employs guided dramatic action to examine problems or issues raised
by an individual within a group setting. Using experiential methods,
sociometry, role theory, and group dynamics, psychodrama facilitates
insight, personal growth, and integration on the cognitive,
affective, and behavioral
levels. Additionally, psychodrama clarifies issues, increases
physical and emotional well being, enhances learning, and develops
new skills in addressing dysfunctional schemas/core beliefs.
Cognitive Behavior Therapy
(CBT) is based on the idea that how we think (cognition),
how we feel (emotion),
and how we act (behaviour)
all interact together. Specifically, our thoughts determine our
feelings and our behaviour. Therefore negative thoughts can cause

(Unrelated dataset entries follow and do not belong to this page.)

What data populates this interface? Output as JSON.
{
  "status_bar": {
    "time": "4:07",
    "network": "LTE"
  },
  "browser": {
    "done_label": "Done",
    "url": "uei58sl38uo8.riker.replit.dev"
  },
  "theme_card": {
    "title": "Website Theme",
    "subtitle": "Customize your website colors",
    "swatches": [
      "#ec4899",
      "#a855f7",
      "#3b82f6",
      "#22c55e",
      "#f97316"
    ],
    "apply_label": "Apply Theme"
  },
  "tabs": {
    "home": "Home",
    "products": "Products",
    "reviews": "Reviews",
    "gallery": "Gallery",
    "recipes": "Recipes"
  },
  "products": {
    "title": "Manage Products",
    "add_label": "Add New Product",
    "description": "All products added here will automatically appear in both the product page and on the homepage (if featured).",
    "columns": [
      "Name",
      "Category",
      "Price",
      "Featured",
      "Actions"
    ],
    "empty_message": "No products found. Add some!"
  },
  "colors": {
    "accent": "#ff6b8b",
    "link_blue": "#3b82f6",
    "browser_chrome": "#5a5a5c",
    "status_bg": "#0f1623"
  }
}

us distress and result in problems.
group cognitive-behavior therapy model integrates many CBT techniques
Common to both is the emphasis on the “discovery”
process through the use of Socratic questioning, the emphasis
on the “here and now,” role playing, and experimenting
with new ways of thinking and behaving.
advantage of bringing in CBT techniques into psychodrama is the
combination will facilitate the development of a new perspective
which facilitates psychodrama as primarily psychotherapy and not
merely reenactments of troublesome episodes. Thus, psychodrama
may be reconstrued as a form of collaborative psychotherapy in
which the role of the director is to engage group members in a
collaborative effort to make the therapeutic experience a meaningful,
forward-looking, problem-solving process for all group members,
and not just for the protagonist.
as a collaborative effort, replacing the long-standing term director
with collaborative therapist, and adapting or incorporating various
problem-solving CBT techniques renews the image of psychodrama
as a vital and a dynamic psychotherapy tool.